3 Potluck at the Wilmot Flat Baptist Church
We drive to the Flat on a clear November night. Stars and planets appear in the eastern sky, not yet in the west.
Voices rise from the social hall downstairs, the clink of silverware and plates, the smell of coffee.
As we walk into the room faces turn to us, friendly and curious. We are seated at the speakers' table, next to the town historian, a retired schoolteacher who is lively and precise.
The table is decorated with red, white, and blue streamers, and framed Time and Newsweek covers of the president, just elected. Someone has tied peanuts to small branches with red, white, and blue yarn, and set the branches upright in lumps of clay at the center of each table.
After the meal everyone clears food from the tables, and tables from the hall. Then we go to the sanctuary, where my husband reads poems from the pulpit.
One woman looks out the window continually. I notice the altar cloth, tasseled and embroidered in gold thread: Til I Come. There is applause after each poem.
On the way home we pass the white clapboard faces of the library and town hall, luminous in the moonlight, and I remember the first time I ever voted--in a township hall in Michigan.

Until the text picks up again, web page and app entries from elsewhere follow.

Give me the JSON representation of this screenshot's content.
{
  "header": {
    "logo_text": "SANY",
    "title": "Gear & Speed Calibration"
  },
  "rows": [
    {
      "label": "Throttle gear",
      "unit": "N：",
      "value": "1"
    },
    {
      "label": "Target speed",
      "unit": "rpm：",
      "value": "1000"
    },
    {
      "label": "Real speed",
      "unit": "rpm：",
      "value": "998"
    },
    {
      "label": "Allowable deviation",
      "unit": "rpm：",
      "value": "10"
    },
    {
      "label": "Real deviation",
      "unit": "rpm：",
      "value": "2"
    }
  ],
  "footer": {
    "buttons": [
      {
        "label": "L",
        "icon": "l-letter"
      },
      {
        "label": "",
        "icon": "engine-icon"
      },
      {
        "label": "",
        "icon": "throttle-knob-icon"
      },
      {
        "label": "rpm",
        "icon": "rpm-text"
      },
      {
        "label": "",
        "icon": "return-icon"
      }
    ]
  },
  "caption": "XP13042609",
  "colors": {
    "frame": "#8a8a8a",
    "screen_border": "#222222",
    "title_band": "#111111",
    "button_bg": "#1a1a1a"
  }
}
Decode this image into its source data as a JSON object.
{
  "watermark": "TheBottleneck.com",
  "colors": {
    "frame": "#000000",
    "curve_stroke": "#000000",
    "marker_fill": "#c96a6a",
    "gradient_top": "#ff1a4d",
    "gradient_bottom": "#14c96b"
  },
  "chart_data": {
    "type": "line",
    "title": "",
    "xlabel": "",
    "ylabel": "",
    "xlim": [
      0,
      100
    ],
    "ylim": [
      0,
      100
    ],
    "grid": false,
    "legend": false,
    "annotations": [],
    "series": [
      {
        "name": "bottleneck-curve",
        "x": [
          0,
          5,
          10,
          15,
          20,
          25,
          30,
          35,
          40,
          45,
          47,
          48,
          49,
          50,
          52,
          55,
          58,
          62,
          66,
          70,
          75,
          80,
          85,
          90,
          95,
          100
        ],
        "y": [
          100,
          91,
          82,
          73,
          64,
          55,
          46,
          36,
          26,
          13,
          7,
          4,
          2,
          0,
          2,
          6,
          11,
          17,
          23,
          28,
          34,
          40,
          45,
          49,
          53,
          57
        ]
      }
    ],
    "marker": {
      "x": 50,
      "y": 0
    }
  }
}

That same wonderful smell of coffee was in the air, and I found myself among people trying to live ordered lives.... And again I am struck with love for the Republic.